TASK DETAILS
Search the records below for the word "from". Copy each line where it occurs.

Saved entries

= = = = =

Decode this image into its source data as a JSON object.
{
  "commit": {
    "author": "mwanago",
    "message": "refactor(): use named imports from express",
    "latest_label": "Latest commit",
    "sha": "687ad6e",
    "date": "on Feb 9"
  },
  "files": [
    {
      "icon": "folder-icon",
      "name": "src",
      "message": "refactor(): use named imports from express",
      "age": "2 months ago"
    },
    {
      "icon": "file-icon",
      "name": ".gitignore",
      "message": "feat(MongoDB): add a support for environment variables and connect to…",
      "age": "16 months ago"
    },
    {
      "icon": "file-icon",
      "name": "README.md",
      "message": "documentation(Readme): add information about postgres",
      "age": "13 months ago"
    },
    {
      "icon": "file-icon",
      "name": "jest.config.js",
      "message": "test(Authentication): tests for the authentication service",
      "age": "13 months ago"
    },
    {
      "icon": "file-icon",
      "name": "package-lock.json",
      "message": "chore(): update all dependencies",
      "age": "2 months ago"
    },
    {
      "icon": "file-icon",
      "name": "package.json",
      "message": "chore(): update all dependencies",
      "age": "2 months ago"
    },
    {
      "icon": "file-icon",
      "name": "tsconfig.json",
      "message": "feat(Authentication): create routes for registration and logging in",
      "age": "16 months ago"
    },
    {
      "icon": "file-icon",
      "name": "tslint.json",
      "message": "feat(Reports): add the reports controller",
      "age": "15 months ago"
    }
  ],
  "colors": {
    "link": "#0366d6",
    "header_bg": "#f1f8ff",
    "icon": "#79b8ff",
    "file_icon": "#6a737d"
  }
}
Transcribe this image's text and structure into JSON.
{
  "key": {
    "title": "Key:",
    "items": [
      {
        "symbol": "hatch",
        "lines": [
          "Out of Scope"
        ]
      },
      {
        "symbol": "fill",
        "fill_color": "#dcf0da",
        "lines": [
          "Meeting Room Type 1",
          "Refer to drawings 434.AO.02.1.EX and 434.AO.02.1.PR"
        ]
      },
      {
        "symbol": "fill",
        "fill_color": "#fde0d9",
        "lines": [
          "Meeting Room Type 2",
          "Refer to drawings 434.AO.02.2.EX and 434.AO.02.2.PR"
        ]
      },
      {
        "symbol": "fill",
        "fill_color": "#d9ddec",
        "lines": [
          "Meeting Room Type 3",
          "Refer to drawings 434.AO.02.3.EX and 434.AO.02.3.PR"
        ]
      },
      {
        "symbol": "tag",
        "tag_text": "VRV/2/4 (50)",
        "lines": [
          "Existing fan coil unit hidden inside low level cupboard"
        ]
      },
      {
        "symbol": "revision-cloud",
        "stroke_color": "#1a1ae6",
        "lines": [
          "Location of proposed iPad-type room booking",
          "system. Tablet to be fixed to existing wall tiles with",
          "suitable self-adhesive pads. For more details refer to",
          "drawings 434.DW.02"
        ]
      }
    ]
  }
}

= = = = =

EXERCISE OUTPUT
    "message": "refactor(): use named imports from express",
      "message": "refactor(): use named imports from express",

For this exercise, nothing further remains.